EXERCISE AIM >>
Retype the entries below word for word, leaving none out.

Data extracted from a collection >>
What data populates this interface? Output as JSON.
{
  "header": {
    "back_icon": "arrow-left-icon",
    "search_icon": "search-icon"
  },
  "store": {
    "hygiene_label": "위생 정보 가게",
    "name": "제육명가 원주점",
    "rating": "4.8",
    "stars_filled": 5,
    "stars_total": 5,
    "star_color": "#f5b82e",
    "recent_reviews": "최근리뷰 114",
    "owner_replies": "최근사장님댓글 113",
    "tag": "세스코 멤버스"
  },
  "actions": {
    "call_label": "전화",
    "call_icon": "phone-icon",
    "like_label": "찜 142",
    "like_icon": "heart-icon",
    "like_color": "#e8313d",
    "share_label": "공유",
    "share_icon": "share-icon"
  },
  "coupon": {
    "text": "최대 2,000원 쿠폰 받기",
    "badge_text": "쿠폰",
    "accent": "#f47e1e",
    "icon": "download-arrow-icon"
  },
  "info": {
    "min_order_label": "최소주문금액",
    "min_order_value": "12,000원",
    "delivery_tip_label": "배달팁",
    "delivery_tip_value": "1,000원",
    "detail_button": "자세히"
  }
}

WRITTEN RESPONSE >>
What data populates this interface? Output as JSON.
{
  "header": {
    "back_icon": "arrow-left-icon",
    "search_icon": "search-icon"
  },
  "store": {
    "hygiene_label": "위생 정보 가게",
    "name": "제육명가 원주점",
    "rating": "4.8",
    "stars_filled": 5,
    "stars_total": 5,
    "star_color": "#f5b82e",
    "recent_reviews": "최근리뷰 114",
    "owner_replies": "최근사장님댓글 113",
    "tag": "세스코 멤버스"
  },
  "actions": {
    "call_label": "전화",
    "call_icon": "phone-icon",
    "like_label": "찜 142",
    "like_icon": "heart-icon",
    "like_color": "#e8313d",
    "share_label": "공유",
    "share_icon": "share-icon"
  },
  "coupon": {
    "text": "최대 2,000원 쿠폰 받기",
    "badge_text": "쿠폰",
    "accent": "#f47e1e",
    "icon": "download-arrow-icon"
  },
  "info": {
    "min_order_label": "최소주문금액",
    "min_order_value": "12,000원",
    "delivery_tip_label": "배달팁",
    "delivery_tip_value": "1,000원",
    "detail_button": "자세히"
  }
}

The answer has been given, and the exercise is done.